The Senate voted in mid-February to give consumers the option of making the monthly payment and participating in the programs. Advocates say making the program optional would be a death knell to energy efficiency efforts.
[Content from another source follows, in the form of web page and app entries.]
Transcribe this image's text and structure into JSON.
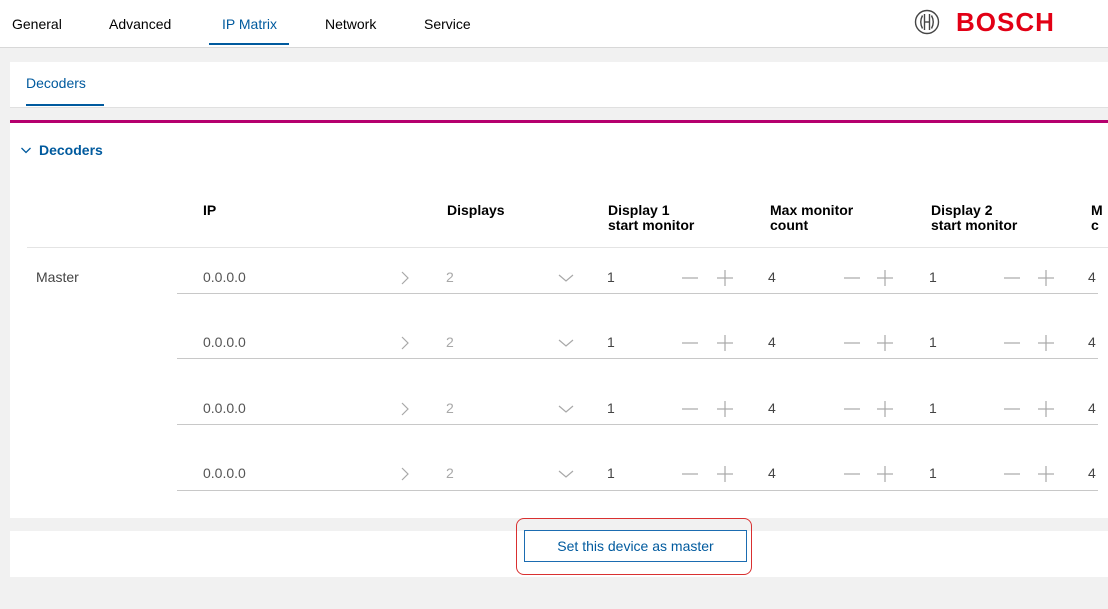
{
  "nav": {
    "tabs": [
      {
        "label": "General"
      },
      {
        "label": "Advanced"
      },
      {
        "label": "IP Matrix"
      },
      {
        "label": "Network"
      },
      {
        "label": "Service"
      }
    ],
    "active_tab": "IP Matrix"
  },
  "brand": {
    "logo_text": "BOSCH",
    "logo_icon": "bosch-armature-icon",
    "color": "#e20015"
  },
  "subnav": {
    "tabs": [
      {
        "label": "Decoders"
      }
    ]
  },
  "section": {
    "title": "Decoders",
    "toggle_icon": "chevron-down-icon"
  },
  "table": {
    "headers": {
      "ip": "IP",
      "displays": "Displays",
      "d1_start_line1": "Display 1",
      "d1_start_line2": "start monitor",
      "max_count_line1": "Max monitor",
      "max_count_line2": "count",
      "d2_start_line1": "Display 2",
      "d2_start_line2": "start monitor",
      "next_line1": "M",
      "next_line2": "c"
    },
    "rows": [
      {
        "label": "Master",
        "ip": "0.0.0.0",
        "displays": "2",
        "d1_start": "1",
        "max_count": "4",
        "d2_start": "1",
        "next": "4"
      },
      {
        "label": "",
        "ip": "0.0.0.0",
        "displays": "2",
        "d1_start": "1",
        "max_count": "4",
        "d2_start": "1",
        "next": "4"
      },
      {
        "label": "",
        "ip": "0.0.0.0",
        "displays": "2",
        "d1_start": "1",
        "max_count": "4",
        "d2_start": "1",
        "next": "4"
      },
      {
        "label": "",
        "ip": "0.0.0.0",
        "displays": "2",
        "d1_start": "1",
        "max_count": "4",
        "d2_start": "1",
        "next": "4"
      }
    ]
  },
  "actions": {
    "set_master_label": "Set this device as master"
  },
  "colors": {
    "accent": "#005a9e",
    "section_rule": "#b5006e",
    "highlight": "#d93030"
  }
}
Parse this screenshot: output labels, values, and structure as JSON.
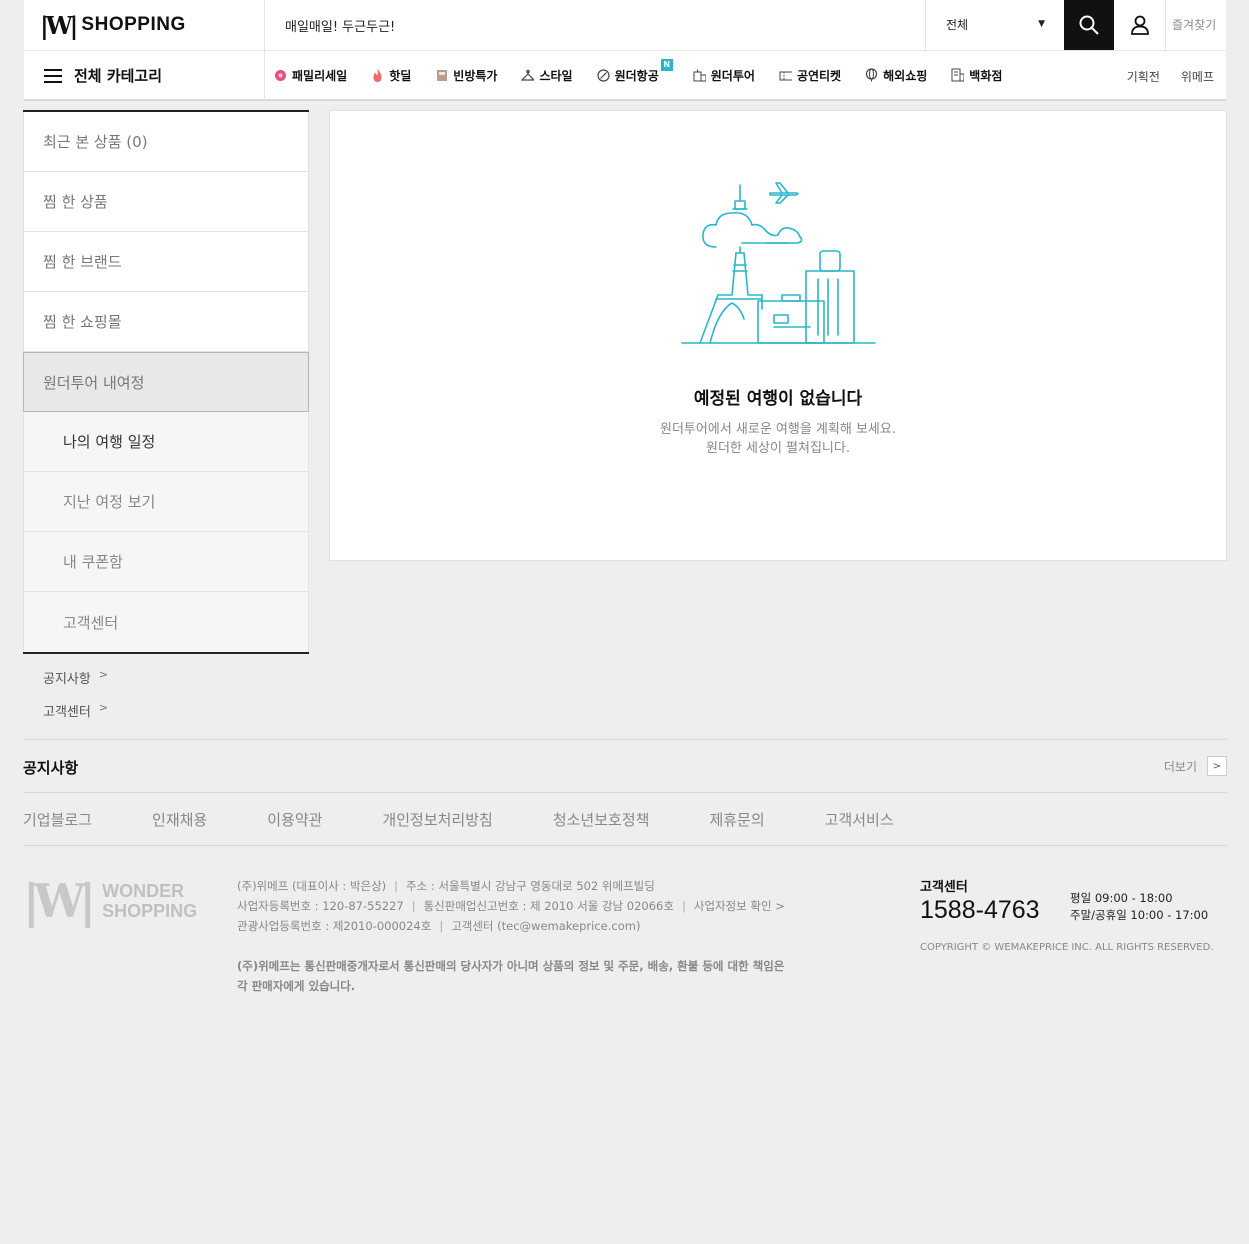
{
  "header": {
    "logo_text": "SHOPPING",
    "search_placeholder": "매일매일! 두근두근!",
    "category_select": "전체",
    "favorites": "즐겨찾기",
    "all_categories": "전체 카테고리",
    "nav": [
      {
        "label": "패밀리세일",
        "icon": "flower-icon"
      },
      {
        "label": "핫딜",
        "icon": "fire-icon"
      },
      {
        "label": "빈방특가",
        "icon": "bed-icon"
      },
      {
        "label": "스타일",
        "icon": "hanger-icon"
      },
      {
        "label": "원더항공",
        "icon": "plane-icon",
        "badge": "N"
      },
      {
        "label": "원더투어",
        "icon": "tour-icon"
      },
      {
        "label": "공연티켓",
        "icon": "ticket-icon"
      },
      {
        "label": "해외쇼핑",
        "icon": "globe-icon"
      },
      {
        "label": "백화점",
        "icon": "building-icon"
      }
    ],
    "right_links": [
      "기획전",
      "위메프"
    ]
  },
  "sidebar": {
    "items": [
      {
        "label": "최근 본 상품 (0)"
      },
      {
        "label": "찜 한 상품"
      },
      {
        "label": "찜 한 브랜드"
      },
      {
        "label": "찜 한 쇼핑몰"
      },
      {
        "label": "원더투어 내여정"
      },
      {
        "label": "나의 여행 일정"
      },
      {
        "label": "지난 여정 보기"
      },
      {
        "label": "내 쿠폰함"
      },
      {
        "label": "고객센터"
      }
    ],
    "links": [
      "공지사항",
      "고객센터"
    ]
  },
  "main": {
    "empty_title": "예정된 여행이 없습니다",
    "empty_desc_line1": "원더투어에서 새로운 여행을 계획해 보세요.",
    "empty_desc_line2": "원더한 세상이 펼쳐집니다."
  },
  "footer": {
    "notice_title": "공지사항",
    "more": "더보기",
    "links": [
      "기업블로그",
      "인재채용",
      "이용약관",
      "개인정보처리방침",
      "청소년보호정책",
      "제휴문의",
      "고객서비스"
    ],
    "logo_line1": "WONDER",
    "logo_line2": "SHOPPING",
    "info": {
      "company": "(주)위메프 (대표이사 : 박은상)",
      "address": "주소 : 서울특별시 강남구 영동대로 502 위메프빌딩",
      "biz_no": "사업자등록번호 : 120-87-55227",
      "mail_order": "통신판매업신고번호 : 제 2010 서울 강남 02066호",
      "biz_check": "사업자정보 확인 >",
      "tour_reg": "관광사업등록번호 : 제2010-000024호",
      "cs_email": "고객센터 (tec@wemakeprice.com)"
    },
    "disclaimer": "(주)위메프는 통신판매중개자로서 통신판매의 당사자가 아니며 상품의 정보 및 주문, 배송, 환불 등에 대한 책임은 각 판매자에게 있습니다.",
    "cs_title": "고객센터",
    "cs_phone": "1588-4763",
    "hours_weekday": "평일 09:00 - 18:00",
    "hours_weekend": "주말/공휴일 10:00 - 17:00",
    "copyright": "COPYRIGHT © WEMAKEPRICE INC. ALL RIGHTS RESERVED."
  },
  "colors": {
    "accent": "#29b6c9",
    "dark": "#111111",
    "bg": "#eeeeee"
  }
}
Attorney Robert Kelter is with the Environmental Law and Policy Center.
“In the long term, energy efficiency means fewer power plants, fewer transformers and lower bills,” attorney Robert Kelter of the Environmental Law and Policy Center said this week at a House subcommittee hearing.
Dave Hein of Bulb Guy Lighting in Des Moines said without the rebates from utility companies, small businesses and churches won’t be able to afford installing energy-efficient lighting.
“I’ve been in lighting long enough to see us go from incandescent to halogen, from halogen to flourescent, from flourescent to LED,” he said. “…But innovation comes at a cost and, without an incentive, most people aren’t going to do it.”
The House Commerce Committee yesterday voted to continue the mandatory charge, but limit it to two percent of the total bill. Some customers were being charged up to nine percent.